Ackman shot back at Berkshire Hathaway’s leaders, telling CNBC it was wrong to “indict Valeant on the actions of a few people” and “you don’t call Valeant a ‘sewer’ because the company made a mistake.”

Valeant has been accused of price gauging by buying drug companies and raising the prices on their products.

When questioned about the company’s price gouging Ackman told CNBC: “I think it’s wrong to buy a drug and mark the price up 5X.”

Along with an SEC investigation, Valeant is undergoing investigations in North Carolina, New Jersey, Massachusetts, and New York.

Written by Jeff Springer

Jeff Springer

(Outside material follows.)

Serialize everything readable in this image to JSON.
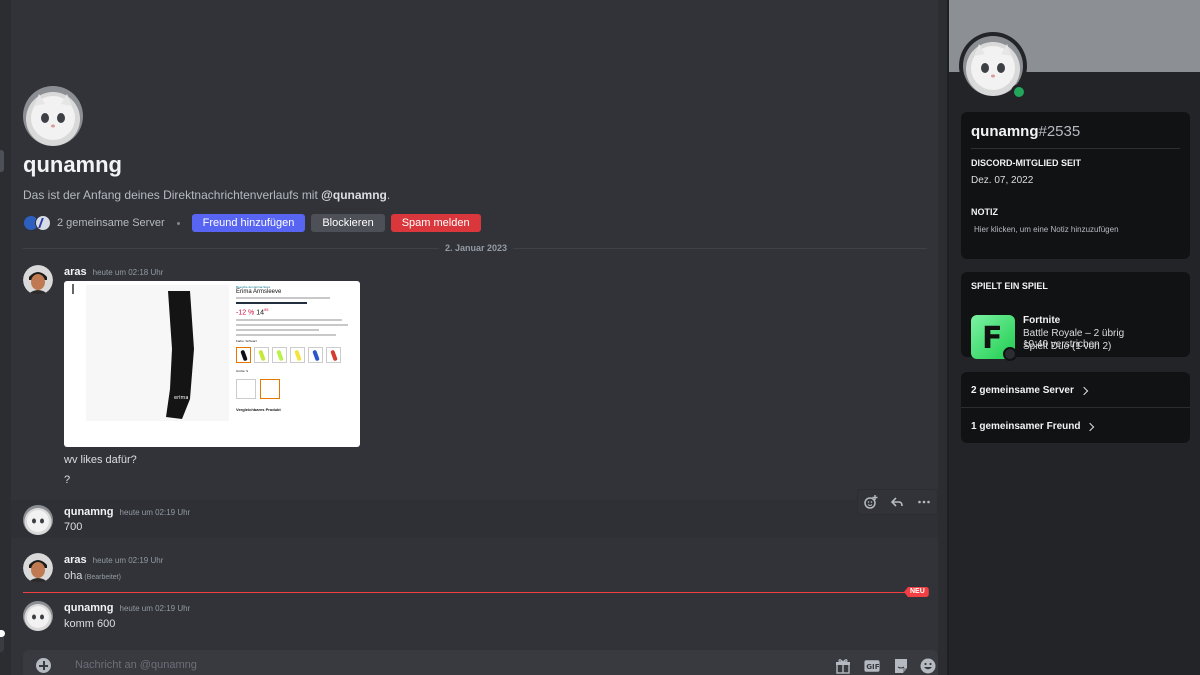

Jeff Spring is the Finance & Markets Editor at He's currently spending his days backpacking across Europe. While he may be living outside of the United States, he stays connected to American financial markets and M&A's more than is probably healthy for any single person. His love of a good book and a Bloomberg terminal can't be understated.